How many years have you been teaching? Over 50 years.

Why did you join the SASTA Board?  After many years on the fringes I wanted to contribute to SASTA so I joined the SASTA Board (then the SASTA Committee) in 1998.  I have loved it, and have been a part of it ever since, except for my two terms on the ASTA executive (when I needed to resign from the SASTA Board for conflict of interest reasons).  In my teaching career the professional associations have provided me with the greatest networking and professional learning opportunities I ever experienced, and by far!

Are there any other committees / organisations you are involved with?  Not anymore.  My other passionate hobby now is playing bridge which I do as often as I can.  Apart from loving the game I justify this by regarding it as my hedge against dementia as I grow older.  And I enjoy helping to teach the beginners to this very complicated game- the teacher has not left me.

If you could travel back in time and attend any scientific discovery or experiment in history, which one would it be, and why?  I think that I may step outside of the main stream of thinking here, so I am not choosing Newton and his apple, or Fleming and Florey and penicillin, but going back to my background in geology.  One big science concept is that of deep time, and that includes geological time and how it is understood and recorded.  So I would like to go back to its development.  I recently took my young grandchildren on a fossil hunt to Mannum, and where Popsy showed them where to find some marine fossils from the Murray Basin, echinoids, molluscs and brachiopods that are around 25 million years old, and which come from a time when all this was all covered by the ocean.  Back in my high school years I was very fortunate to be given access to our local operating underground coal mine to collect Jurassic plant (fern) fossils from the mudstone that lay below the coal seam, at the age of 16!!  The age of dinosaurs, around 150 million years old!  So my topic of wonder is the understanding of geological time, and the development of stratigraphy and the time scale.  Here in South Australia our rock record has many large gaps (not uncommon anywhere), but we do host some unique features.  The jewel is the Ediacaran Period, the latest geological period to be defined, and the only one defined outside of Europe and North America.  The type section is in the Flinders Ranges, and with the “Golden Spike” defining the start of the sequence in Brachina Gorge. 

So my chosen discovery is about the science of stratigraphy and the understanding of geological time.  My hero here is William Smith (1769- 1839).  Smith was an engineer helping to build canals in England and Wales, and who in this work, uncovered many sedimentary layers and the different fossils that they contained.  In making scientific sense of this he developed two laws that underpin the geological science of stratigraphy.  The first law is that of superposition, that is, that in a sequence of strata, the older layers lie below and the newer layers lie above.  His second law is that sedimentary strata are defined by the fossils that they contain.  So strata of the same age should contain similar fossils.  This work led to the construction of the geological time scale, to geological maps, and to an understanding of the relative ages of the rock units.  

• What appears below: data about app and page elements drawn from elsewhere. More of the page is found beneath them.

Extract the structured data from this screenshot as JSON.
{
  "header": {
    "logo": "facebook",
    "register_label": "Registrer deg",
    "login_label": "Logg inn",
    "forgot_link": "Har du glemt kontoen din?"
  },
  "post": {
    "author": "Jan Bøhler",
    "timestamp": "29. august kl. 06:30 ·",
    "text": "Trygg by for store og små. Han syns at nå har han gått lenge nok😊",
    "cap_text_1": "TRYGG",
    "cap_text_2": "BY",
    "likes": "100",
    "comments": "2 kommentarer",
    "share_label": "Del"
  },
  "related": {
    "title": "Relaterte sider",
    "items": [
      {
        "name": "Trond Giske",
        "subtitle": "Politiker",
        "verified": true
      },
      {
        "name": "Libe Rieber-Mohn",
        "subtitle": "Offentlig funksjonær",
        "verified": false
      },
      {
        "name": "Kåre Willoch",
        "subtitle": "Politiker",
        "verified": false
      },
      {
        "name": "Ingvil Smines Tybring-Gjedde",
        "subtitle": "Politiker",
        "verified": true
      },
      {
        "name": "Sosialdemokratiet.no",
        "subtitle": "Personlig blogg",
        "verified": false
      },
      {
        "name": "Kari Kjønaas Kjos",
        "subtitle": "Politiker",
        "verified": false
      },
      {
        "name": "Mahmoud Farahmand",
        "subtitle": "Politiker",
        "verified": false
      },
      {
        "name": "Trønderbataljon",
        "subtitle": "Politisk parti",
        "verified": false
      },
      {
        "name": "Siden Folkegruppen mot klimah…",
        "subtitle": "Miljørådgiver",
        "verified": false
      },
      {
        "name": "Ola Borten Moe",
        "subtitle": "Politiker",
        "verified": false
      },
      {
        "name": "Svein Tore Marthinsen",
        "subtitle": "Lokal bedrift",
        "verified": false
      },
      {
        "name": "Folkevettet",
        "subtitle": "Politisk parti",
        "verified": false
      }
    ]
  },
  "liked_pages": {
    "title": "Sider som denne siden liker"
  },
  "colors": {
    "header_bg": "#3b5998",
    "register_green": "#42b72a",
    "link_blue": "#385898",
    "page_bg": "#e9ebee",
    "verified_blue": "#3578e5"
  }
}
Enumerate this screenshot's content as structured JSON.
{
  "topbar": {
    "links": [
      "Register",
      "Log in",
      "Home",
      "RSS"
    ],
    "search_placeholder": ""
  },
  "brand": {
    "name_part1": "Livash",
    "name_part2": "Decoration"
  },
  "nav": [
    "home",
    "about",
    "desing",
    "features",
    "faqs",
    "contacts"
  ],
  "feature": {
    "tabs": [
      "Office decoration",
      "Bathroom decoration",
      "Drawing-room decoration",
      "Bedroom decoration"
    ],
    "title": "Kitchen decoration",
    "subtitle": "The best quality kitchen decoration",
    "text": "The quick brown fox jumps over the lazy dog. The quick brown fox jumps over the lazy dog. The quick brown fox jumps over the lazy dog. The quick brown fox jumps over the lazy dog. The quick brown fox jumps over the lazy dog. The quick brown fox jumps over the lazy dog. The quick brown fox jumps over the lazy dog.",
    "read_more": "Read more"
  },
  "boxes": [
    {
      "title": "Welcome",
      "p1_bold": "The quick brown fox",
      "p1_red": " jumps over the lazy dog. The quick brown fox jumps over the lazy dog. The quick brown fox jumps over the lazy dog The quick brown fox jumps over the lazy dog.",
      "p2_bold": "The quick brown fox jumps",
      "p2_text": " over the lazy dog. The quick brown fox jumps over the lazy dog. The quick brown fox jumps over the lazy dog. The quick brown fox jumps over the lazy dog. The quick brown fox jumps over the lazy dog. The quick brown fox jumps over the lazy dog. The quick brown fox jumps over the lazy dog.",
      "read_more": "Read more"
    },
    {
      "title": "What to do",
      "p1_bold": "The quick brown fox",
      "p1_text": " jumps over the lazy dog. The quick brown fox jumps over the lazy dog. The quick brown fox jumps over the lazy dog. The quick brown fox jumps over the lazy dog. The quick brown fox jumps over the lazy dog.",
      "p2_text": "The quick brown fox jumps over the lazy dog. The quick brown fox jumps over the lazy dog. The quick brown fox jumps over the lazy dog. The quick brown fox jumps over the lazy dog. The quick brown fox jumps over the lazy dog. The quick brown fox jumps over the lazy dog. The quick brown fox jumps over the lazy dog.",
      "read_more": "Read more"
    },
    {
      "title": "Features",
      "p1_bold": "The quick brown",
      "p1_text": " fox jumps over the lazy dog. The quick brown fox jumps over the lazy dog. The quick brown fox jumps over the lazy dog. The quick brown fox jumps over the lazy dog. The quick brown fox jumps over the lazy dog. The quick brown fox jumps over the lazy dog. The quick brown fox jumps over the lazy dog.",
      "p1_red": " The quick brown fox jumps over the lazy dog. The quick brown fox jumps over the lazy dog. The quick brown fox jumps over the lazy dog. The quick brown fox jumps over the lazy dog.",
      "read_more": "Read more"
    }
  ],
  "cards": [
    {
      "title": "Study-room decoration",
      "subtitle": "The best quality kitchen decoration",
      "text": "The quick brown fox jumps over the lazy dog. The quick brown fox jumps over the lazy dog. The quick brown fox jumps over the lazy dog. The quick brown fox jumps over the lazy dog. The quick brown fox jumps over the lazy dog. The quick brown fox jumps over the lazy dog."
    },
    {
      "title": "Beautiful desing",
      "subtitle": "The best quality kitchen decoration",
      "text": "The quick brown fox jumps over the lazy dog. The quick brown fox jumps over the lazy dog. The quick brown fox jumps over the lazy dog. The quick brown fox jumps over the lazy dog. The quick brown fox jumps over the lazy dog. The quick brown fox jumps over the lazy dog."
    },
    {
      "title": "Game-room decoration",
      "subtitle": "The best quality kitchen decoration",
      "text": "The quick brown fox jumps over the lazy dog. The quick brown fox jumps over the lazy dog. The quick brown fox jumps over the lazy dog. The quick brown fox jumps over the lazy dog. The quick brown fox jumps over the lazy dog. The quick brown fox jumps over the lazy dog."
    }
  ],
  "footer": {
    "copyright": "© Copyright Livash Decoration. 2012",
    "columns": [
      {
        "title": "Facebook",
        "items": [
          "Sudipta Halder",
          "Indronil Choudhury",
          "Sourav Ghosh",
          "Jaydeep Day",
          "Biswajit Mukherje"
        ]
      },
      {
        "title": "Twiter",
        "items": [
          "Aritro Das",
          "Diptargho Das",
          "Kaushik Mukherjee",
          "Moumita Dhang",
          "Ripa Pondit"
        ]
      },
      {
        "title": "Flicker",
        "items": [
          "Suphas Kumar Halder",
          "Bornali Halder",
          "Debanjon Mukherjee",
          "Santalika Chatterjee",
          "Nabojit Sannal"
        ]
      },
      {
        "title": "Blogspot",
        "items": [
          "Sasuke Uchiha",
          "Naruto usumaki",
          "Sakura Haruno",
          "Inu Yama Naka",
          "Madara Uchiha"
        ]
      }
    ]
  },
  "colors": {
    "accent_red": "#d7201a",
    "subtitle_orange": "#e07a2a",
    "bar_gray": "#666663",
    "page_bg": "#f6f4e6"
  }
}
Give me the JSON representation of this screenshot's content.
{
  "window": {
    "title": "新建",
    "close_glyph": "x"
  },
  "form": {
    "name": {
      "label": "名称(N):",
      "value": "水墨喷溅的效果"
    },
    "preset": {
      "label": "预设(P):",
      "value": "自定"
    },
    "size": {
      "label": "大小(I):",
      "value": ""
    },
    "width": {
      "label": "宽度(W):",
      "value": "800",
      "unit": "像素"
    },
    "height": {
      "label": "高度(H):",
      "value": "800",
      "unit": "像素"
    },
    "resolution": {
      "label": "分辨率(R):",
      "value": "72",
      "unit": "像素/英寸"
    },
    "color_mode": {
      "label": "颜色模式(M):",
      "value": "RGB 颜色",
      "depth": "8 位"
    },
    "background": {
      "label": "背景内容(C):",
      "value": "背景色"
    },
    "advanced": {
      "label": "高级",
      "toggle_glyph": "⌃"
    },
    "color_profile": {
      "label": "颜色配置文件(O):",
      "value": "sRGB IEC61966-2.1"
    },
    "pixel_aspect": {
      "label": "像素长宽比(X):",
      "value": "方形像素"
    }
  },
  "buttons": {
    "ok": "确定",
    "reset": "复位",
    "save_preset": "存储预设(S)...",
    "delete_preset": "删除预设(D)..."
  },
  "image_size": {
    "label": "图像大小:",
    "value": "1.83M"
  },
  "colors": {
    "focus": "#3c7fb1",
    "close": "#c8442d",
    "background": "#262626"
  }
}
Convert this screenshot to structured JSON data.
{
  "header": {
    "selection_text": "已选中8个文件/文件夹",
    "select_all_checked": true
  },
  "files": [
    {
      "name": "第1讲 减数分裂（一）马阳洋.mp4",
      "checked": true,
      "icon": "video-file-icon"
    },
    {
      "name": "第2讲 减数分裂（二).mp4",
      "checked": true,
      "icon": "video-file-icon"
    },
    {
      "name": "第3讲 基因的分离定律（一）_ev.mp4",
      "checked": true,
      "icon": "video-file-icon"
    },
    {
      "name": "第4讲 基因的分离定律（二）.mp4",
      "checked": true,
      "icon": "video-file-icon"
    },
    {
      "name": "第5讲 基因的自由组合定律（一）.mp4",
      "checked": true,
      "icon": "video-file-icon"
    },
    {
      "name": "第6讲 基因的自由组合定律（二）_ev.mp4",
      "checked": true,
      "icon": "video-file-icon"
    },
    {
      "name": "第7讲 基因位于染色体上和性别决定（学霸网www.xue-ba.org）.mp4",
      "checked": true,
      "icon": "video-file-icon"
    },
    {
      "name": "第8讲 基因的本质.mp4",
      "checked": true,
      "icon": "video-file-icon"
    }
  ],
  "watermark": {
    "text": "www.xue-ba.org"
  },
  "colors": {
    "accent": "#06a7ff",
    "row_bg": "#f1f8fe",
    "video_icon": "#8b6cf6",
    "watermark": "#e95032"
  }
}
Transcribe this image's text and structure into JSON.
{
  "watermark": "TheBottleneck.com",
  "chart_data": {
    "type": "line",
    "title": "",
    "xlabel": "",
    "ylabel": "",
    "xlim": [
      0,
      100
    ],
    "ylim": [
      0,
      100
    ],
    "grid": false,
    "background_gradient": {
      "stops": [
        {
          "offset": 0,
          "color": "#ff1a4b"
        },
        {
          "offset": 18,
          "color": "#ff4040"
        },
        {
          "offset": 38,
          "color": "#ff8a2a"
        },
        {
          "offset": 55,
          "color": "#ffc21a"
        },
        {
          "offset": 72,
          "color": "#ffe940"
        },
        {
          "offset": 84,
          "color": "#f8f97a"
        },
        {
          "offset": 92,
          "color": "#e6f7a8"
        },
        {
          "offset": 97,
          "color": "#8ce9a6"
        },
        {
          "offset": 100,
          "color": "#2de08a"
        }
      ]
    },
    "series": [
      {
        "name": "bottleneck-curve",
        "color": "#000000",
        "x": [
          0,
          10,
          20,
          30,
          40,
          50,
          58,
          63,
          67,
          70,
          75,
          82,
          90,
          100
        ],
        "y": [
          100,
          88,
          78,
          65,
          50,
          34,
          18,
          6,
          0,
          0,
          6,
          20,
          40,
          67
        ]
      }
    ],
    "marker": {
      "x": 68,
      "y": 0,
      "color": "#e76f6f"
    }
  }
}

So if I could travel back in time I  would like to have been with William Smith and studying the fossils that emerged as he dug his canals.          

If you were to sum up your teaching philosophy in one sentence, what would it be?  How many goes do I have here?  Student centred, hands on, inquiry based, step outside of the four walls, repeat!